Component data from apps and pages

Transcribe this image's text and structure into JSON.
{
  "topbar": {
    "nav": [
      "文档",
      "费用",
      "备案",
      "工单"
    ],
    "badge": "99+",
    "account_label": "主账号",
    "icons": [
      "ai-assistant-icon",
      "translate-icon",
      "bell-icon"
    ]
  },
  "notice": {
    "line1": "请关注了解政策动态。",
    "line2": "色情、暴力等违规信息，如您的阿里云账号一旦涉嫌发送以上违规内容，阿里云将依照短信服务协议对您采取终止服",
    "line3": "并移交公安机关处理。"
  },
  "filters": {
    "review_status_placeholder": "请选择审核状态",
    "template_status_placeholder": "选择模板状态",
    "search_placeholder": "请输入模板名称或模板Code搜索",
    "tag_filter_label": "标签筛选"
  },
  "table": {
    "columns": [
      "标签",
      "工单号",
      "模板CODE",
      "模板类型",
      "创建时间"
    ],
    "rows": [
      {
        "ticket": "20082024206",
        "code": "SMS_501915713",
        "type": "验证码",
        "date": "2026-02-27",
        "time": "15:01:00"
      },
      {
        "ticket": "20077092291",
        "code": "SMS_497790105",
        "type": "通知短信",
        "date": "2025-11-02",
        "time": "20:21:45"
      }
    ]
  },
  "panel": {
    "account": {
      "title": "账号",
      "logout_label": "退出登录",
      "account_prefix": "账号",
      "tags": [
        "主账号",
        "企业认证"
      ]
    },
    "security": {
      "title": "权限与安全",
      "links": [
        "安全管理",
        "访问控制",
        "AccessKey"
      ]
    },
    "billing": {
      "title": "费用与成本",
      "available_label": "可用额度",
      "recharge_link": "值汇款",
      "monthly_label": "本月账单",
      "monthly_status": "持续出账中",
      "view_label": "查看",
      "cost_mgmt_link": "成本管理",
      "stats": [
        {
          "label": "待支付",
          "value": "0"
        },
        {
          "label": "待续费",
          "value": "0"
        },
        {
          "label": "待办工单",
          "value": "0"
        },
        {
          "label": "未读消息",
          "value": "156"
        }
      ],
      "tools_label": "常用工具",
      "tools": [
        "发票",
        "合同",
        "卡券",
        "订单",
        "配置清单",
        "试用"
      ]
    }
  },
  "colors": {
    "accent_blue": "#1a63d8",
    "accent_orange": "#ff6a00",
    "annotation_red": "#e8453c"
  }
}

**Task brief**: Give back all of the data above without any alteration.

**Solution**:
Transcribe this image's text and structure into JSON.
{
  "topbar": {
    "nav": [
      "文档",
      "费用",
      "备案",
      "工单"
    ],
    "badge": "99+",
    "account_label": "主账号",
    "icons": [
      "ai-assistant-icon",
      "translate-icon",
      "bell-icon"
    ]
  },
  "notice": {
    "line1": "请关注了解政策动态。",
    "line2": "色情、暴力等违规信息，如您的阿里云账号一旦涉嫌发送以上违规内容，阿里云将依照短信服务协议对您采取终止服",
    "line3": "并移交公安机关处理。"
  },
  "filters": {
    "review_status_placeholder": "请选择审核状态",
    "template_status_placeholder": "选择模板状态",
    "search_placeholder": "请输入模板名称或模板Code搜索",
    "tag_filter_label": "标签筛选"
  },
  "table": {
    "columns": [
      "标签",
      "工单号",
      "模板CODE",
      "模板类型",
      "创建时间"
    ],
    "rows": [
      {
        "ticket": "20082024206",
        "code": "SMS_501915713",
        "type": "验证码",
        "date": "2026-02-27",
        "time": "15:01:00"
      },
      {
        "ticket": "20077092291",
        "code": "SMS_497790105",
        "type": "通知短信",
        "date": "2025-11-02",
        "time": "20:21:45"
      }
    ]
  },
  "panel": {
    "account": {
      "title": "账号",
      "logout_label": "退出登录",
      "account_prefix": "账号",
      "tags": [
        "主账号",
        "企业认证"
      ]
    },
    "security": {
      "title": "权限与安全",
      "links": [
        "安全管理",
        "访问控制",
        "AccessKey"
      ]
    },
    "billing": {
      "title": "费用与成本",
      "available_label": "可用额度",
      "recharge_link": "值汇款",
      "monthly_label": "本月账单",
      "monthly_status": "持续出账中",
      "view_label": "查看",
      "cost_mgmt_link": "成本管理",
      "stats": [
        {
          "label": "待支付",
          "value": "0"
        },
        {
          "label": "待续费",
          "value": "0"
        },
        {
          "label": "待办工单",
          "value": "0"
        },
        {
          "label": "未读消息",
          "value": "156"
        }
      ],
      "tools_label": "常用工具",
      "tools": [
        "发票",
        "合同",
        "卡券",
        "订单",
        "配置清单",
        "试用"
      ]
    }
  },
  "colors": {
    "accent_blue": "#1a63d8",
    "accent_orange": "#ff6a00",
    "annotation_red": "#e8453c"
  }
}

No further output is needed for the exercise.